The French chose an adage: “the more “change, the more is the same”; The more things change, the more they stay the same. If this is the case, policy makers should be aware of the basis of evidence of these allegations. Thus, Hutchings et al. (2009) found no evidence that the way schools reorganized their staff in response to the national agreement had an impact on the achievement. Few would find the fault of Nick Clegg`s goal of “giving our teachers more time to do what they do best: create and plan the best lessons and experiences for our children.” But are new reforms induced by the Workload Challenge aimed at reducing teachers` working hours or helping them cope with their workload in the hours they work? Or both. Identifying problems will be easier than identifying proven and scalable solutions. But if the evidence is anything, we need smarter solutions than those used in response to the national agreement if we are to ensure a lasting impact. Efforts to reduce teacher workloads seem to sooner or later succumb to the law that abhors the emptiness of nature. Despite attempts to dispel myths about the bureaucratic requirements of Ofsted`s inspection, it is likely that any work that will be removed from the teacher workload in the future will be replaced by work that deals with other concerns that may seem more peripheral at this time: integration into major curriculum changes; Adapting to the new Progress 8 measures; and the development of sound evaluation techniques as an alternative to levels. National Agreement Teacher Workload Challenge We appreciate your feedback on this publication and encourage you to give your opinion.
The latest figures from 2013 show that today, primary teachers work an average of 59.3 hours per week and secondary teachers 55.7 hours per week (55.2 hours for schools and schools). Principals work more than 60 hours a week. One point that needs to be clarified is whether this olive branch to Mr. Clegg`s profession – a man who is now synonymous with “there is a free lunch” – should at some point go hand in hand with the expectation that efforts to reduce teacher workload will have a positive impact on standards? For a few years between 1994 and 2003, the data is missing.
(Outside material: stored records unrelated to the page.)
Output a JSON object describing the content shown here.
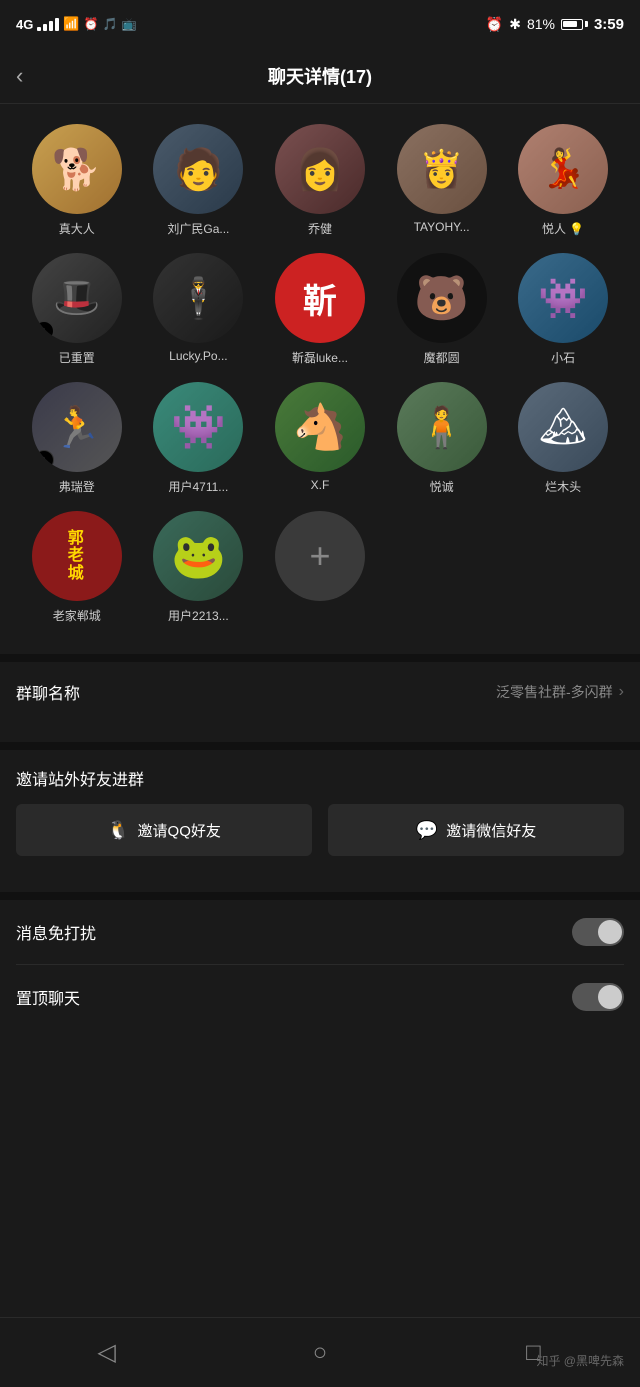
{
  "statusBar": {
    "carrier": "4G",
    "time": "3:59",
    "battery": "81%",
    "icons": [
      "alarm",
      "bluetooth",
      "battery"
    ]
  },
  "header": {
    "title": "聊天详情(17)",
    "backLabel": "‹"
  },
  "members": [
    {
      "id": 1,
      "name": "真大人",
      "avatarType": "dog",
      "hasTiktok": false
    },
    {
      "id": 2,
      "name": "刘广民Ga...",
      "avatarType": "man1",
      "hasTiktok": false
    },
    {
      "id": 3,
      "name": "乔健",
      "avatarType": "girl1",
      "hasTiktok": false
    },
    {
      "id": 4,
      "name": "TAYOHY...",
      "avatarType": "girl2",
      "hasTiktok": false
    },
    {
      "id": 5,
      "name": "悦人 💡",
      "avatarType": "girl3",
      "hasTiktok": false
    },
    {
      "id": 6,
      "name": "已重置",
      "avatarType": "hat",
      "hasTiktok": true
    },
    {
      "id": 7,
      "name": "Lucky.Po...",
      "avatarType": "black",
      "hasTiktok": false
    },
    {
      "id": 8,
      "name": "靳磊luke...",
      "avatarType": "red",
      "hasTiktok": false
    },
    {
      "id": 9,
      "name": "魔都圆",
      "avatarType": "bear",
      "hasTiktok": false
    },
    {
      "id": 10,
      "name": "小石",
      "avatarType": "blue",
      "hasTiktok": false
    },
    {
      "id": 11,
      "name": "弗瑞登",
      "avatarType": "runner",
      "hasTiktok": true
    },
    {
      "id": 12,
      "name": "用户4711...",
      "avatarType": "monster",
      "hasTiktok": false
    },
    {
      "id": 13,
      "name": "X.F",
      "avatarType": "horse",
      "hasTiktok": false
    },
    {
      "id": 14,
      "name": "悦诚",
      "avatarType": "person",
      "hasTiktok": false
    },
    {
      "id": 15,
      "name": "烂木头",
      "avatarType": "outdoor",
      "hasTiktok": false
    },
    {
      "id": 16,
      "name": "老家郸城",
      "avatarType": "laojia",
      "hasTiktok": false
    },
    {
      "id": 17,
      "name": "用户2213...",
      "avatarType": "frog",
      "hasTiktok": false
    }
  ],
  "settings": {
    "groupNameLabel": "群聊名称",
    "groupNameValue": "泛零售社群-多闪群",
    "inviteLabel": "邀请站外好友进群",
    "inviteQQ": "邀请QQ好友",
    "inviteWeChat": "邀请微信好友",
    "muteLabel": "消息免打扰",
    "pinLabel": "置顶聊天"
  },
  "bottomNav": {
    "backIcon": "◁",
    "homeIcon": "○",
    "recentIcon": "□",
    "credit": "知乎 @黑啤先森"
  }
}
Data from the past 20 years show that between 1994 and 2010, the average working time of primary school teachers ranged from 51.2 hours on average (48.8 hours to 52.8 hours) and 49.9 hours for secondary school teachers (48.7 hours to 51.3 hours). So says Nick Clegg, whose overall goal is to apply to the public sector principles that slow down (as he claims) the “train of bureaucracy” in the business world. A teacher-led body, reports the Guardian, “will work with Ofsted on how to implement a series of reforms on the workload of [teachers].